I recently saw an advance screening of Tatsuya Mori's new documentary film "Fake," which is already being talked about in some circles.
The main figures in the documentary are Mamoru Samuragochi and his wife. Some people may struggle to recall Samuragochi. Though he had a hearing disability, he released many musical works -- and was even lauded in a television special as a "modern Beethoven."
A different composer later came forward, however, and announced that he had been the true author of Samuragochi's works over a period of 18 years. Regarding Samuragochi's disability, the other composer said that Samuragochi was able to hold conversations with him and did not seem to be disabled -- a revelation that caused a big stir.
For his documentary, Mori filmed the unadorned lives of Samuragochi -- who has barely appeared in public since holding an initial news conference -- and his wife at their home.
There were a number of scenes in the film that left strong impressions on me. In particular, I noticed the behavior of Samuragochi's wife, who was calm and collected compared to her relatively emotional husband. When Samuragochi was exhausted from the media's ongoing pursuit, she did not ask him questions. Rather, she would always smartly prepare meals or serve cakes to visiting journalists.
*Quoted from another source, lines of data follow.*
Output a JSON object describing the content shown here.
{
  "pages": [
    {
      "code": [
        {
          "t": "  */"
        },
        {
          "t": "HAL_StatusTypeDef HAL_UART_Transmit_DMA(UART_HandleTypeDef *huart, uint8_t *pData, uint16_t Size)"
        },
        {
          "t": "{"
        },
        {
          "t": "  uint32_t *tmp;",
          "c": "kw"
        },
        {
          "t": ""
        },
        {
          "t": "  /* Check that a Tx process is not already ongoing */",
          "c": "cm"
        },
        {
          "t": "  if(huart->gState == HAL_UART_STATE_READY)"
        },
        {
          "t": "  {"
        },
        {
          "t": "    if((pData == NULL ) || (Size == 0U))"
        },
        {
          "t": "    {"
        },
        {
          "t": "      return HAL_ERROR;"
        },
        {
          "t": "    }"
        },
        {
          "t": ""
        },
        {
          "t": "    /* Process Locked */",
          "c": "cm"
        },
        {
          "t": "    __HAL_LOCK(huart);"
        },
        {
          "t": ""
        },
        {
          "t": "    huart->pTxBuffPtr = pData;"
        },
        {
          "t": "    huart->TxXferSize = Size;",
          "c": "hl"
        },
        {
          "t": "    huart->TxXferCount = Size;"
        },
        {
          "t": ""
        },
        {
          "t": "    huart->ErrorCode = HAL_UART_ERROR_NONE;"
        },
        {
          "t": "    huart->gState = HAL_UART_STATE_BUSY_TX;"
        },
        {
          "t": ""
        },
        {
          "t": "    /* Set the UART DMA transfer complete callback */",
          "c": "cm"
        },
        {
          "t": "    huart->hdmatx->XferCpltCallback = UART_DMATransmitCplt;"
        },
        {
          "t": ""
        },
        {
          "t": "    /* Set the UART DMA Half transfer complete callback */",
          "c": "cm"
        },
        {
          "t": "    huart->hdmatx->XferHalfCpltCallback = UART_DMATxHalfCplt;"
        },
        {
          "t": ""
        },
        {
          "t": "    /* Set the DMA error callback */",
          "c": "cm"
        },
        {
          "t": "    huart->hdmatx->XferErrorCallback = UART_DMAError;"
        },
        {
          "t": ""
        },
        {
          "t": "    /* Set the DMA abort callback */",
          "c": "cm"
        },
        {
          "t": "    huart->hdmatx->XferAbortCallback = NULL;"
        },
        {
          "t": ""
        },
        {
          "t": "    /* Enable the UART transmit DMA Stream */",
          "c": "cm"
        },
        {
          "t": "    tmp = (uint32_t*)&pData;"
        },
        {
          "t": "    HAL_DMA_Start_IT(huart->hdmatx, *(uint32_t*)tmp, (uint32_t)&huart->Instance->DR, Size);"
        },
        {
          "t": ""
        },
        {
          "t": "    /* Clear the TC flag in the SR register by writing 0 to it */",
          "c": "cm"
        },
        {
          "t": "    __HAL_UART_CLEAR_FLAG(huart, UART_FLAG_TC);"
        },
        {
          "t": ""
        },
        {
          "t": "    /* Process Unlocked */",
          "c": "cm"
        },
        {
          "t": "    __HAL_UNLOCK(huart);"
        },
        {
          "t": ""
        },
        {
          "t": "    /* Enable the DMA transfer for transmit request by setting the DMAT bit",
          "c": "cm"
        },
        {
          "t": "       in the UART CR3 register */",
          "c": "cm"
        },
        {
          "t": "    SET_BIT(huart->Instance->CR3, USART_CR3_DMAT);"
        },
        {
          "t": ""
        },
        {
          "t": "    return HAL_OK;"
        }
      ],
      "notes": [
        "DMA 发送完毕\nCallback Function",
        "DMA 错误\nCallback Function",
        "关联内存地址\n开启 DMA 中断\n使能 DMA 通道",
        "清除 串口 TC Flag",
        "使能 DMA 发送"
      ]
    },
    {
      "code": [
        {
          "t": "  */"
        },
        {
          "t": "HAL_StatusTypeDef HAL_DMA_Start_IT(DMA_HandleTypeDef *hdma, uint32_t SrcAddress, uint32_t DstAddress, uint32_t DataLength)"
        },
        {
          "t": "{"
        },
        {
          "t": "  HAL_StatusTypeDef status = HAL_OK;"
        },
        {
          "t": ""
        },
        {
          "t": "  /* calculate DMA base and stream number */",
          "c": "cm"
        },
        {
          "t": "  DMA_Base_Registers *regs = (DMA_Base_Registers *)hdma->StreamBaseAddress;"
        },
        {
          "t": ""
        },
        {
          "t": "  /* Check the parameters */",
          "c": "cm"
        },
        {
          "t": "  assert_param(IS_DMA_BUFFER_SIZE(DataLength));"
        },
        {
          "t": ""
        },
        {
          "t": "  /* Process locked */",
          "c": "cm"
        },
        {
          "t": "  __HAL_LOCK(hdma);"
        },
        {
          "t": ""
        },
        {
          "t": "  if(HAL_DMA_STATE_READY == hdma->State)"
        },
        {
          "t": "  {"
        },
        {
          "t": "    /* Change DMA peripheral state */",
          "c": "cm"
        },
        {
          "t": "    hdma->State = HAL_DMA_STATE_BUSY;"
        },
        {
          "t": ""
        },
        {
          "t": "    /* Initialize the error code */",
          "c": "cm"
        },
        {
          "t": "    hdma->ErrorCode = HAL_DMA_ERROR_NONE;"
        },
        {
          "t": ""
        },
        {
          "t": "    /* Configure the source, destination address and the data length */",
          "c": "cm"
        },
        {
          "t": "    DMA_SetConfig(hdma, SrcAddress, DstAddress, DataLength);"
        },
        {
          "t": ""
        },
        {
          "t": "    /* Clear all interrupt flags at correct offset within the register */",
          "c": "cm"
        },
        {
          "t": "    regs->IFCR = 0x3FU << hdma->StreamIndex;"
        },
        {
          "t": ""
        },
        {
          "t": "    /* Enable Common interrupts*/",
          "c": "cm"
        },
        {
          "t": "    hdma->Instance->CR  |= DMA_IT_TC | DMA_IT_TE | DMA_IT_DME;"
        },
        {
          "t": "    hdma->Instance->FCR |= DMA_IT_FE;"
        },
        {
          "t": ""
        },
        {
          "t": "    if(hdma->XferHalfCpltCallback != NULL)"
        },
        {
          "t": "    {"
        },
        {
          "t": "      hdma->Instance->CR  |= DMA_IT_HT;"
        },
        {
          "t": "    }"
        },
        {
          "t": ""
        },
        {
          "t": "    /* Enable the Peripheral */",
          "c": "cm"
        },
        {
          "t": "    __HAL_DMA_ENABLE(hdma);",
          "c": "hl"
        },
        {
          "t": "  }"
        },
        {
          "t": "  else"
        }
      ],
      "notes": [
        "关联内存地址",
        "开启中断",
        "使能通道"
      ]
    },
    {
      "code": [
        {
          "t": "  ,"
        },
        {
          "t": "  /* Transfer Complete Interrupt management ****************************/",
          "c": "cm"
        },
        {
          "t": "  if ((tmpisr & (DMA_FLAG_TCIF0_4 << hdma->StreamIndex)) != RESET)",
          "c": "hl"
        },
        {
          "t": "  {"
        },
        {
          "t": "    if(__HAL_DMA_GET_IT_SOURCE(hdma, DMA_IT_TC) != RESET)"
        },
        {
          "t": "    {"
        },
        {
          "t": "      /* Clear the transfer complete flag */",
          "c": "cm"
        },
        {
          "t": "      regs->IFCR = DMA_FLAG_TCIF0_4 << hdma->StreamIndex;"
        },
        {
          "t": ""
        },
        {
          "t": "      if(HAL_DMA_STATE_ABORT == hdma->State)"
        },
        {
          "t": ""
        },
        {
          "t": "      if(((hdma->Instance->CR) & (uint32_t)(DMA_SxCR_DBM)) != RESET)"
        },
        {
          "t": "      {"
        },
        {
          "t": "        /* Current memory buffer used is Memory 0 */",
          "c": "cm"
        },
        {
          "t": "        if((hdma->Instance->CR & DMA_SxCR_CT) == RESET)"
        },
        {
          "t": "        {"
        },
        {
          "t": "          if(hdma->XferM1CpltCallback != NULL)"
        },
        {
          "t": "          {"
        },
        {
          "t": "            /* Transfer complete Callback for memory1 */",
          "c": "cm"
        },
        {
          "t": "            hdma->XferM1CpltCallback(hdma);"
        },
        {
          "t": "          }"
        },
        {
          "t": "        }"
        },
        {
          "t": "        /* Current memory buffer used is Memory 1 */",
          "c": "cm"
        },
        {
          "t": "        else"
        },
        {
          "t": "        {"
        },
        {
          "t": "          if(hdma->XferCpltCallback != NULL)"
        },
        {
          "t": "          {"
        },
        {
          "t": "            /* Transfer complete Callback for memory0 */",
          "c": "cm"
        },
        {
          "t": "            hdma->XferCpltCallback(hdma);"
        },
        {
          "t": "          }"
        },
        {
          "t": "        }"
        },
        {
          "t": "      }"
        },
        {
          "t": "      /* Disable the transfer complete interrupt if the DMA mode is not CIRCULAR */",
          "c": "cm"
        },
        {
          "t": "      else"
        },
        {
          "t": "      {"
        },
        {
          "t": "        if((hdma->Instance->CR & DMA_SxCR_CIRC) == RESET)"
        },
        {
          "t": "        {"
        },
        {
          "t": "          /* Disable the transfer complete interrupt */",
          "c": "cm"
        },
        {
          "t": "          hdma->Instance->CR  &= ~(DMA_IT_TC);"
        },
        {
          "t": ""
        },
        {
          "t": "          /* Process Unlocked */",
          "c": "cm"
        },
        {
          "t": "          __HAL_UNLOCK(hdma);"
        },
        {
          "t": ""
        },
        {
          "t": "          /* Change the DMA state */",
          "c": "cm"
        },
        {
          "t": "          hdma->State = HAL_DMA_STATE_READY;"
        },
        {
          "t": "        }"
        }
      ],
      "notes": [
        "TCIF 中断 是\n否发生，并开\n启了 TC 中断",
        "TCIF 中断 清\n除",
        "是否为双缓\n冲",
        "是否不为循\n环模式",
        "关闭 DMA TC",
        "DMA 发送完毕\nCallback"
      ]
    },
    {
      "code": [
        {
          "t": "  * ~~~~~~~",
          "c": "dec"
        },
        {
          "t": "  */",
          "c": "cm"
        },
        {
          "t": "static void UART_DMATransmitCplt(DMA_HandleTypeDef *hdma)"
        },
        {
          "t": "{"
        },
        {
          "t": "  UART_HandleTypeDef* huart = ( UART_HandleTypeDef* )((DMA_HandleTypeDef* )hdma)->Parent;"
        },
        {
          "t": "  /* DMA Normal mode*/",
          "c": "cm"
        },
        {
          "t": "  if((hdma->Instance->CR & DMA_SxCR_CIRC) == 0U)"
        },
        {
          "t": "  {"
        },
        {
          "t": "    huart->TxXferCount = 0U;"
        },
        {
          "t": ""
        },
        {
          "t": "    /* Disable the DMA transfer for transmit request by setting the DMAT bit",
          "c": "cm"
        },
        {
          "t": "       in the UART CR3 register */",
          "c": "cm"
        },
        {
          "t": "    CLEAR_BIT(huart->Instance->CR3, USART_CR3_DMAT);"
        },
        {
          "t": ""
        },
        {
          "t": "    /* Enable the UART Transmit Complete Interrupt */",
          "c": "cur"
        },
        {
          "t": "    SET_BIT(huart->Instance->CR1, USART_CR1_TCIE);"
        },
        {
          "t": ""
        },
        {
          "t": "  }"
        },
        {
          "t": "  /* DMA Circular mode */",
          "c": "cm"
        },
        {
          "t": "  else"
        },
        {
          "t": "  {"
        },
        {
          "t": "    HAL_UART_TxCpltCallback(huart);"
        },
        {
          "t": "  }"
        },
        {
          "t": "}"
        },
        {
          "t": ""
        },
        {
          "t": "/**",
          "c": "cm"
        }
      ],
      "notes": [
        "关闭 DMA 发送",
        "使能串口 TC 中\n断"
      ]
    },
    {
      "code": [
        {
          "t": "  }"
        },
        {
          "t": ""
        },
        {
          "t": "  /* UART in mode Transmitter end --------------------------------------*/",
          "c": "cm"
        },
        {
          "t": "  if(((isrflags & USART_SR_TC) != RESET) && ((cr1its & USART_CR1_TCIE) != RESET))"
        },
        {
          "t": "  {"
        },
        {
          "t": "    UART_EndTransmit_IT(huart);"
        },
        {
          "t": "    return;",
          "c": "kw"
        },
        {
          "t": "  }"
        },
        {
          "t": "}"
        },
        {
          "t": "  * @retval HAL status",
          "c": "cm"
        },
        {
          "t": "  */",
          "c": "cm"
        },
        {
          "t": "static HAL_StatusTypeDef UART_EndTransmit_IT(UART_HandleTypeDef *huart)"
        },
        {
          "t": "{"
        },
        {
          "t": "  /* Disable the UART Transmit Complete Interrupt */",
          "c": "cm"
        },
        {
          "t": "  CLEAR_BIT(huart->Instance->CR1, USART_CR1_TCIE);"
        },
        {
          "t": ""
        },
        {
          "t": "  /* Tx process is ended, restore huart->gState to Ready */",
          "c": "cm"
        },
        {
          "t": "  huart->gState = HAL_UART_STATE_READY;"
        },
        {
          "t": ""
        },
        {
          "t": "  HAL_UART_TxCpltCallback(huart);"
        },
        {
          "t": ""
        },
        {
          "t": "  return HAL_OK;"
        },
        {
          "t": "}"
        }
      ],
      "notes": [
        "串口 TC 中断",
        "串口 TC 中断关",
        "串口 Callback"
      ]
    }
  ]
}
To the couple who stuck together against the cold wind blowing in from the world, the director asked, "Do you love each other?"
I would like my readers to see the documentary themselves to hear the answer, but I will say that the wife took quite some time before giving her answer.
So, did the wife not feel anything through all of this? In fact, she did. The camera catches her as she quietly shows her emotion. Seeing this, I couldn't help but think, "Ah, she must have many things on her mind."
Lately, there is a social mood wherein people who speak up and say something -- or who talk the loudest -- end up being winners. In other words, those who put forth their thoughts clearly and with emotion tend to have their opinions accepted by others.
There are, however, people who feel and think about all kinds of things even though they don't talk much. And when an emergency arises, it can in fact be the "silent person" who turns out to be the most reliable.
The truth isn't only in what is said, but is sometimes also on the side of people like Samuragochi's wife, who lived her life quietly.
And amidst this dramatic period for Samuragochi and his wife, I found the fact that there was someone who lived through it all without changing herself to represent some kind of a silver lining.
Who decides what a person is, what a husband and wife are, and what truth and lies are?
Once it is released, I would like many people to see and think about this heart-lifting documentary film. (By Rika Kayama, psychiatrist)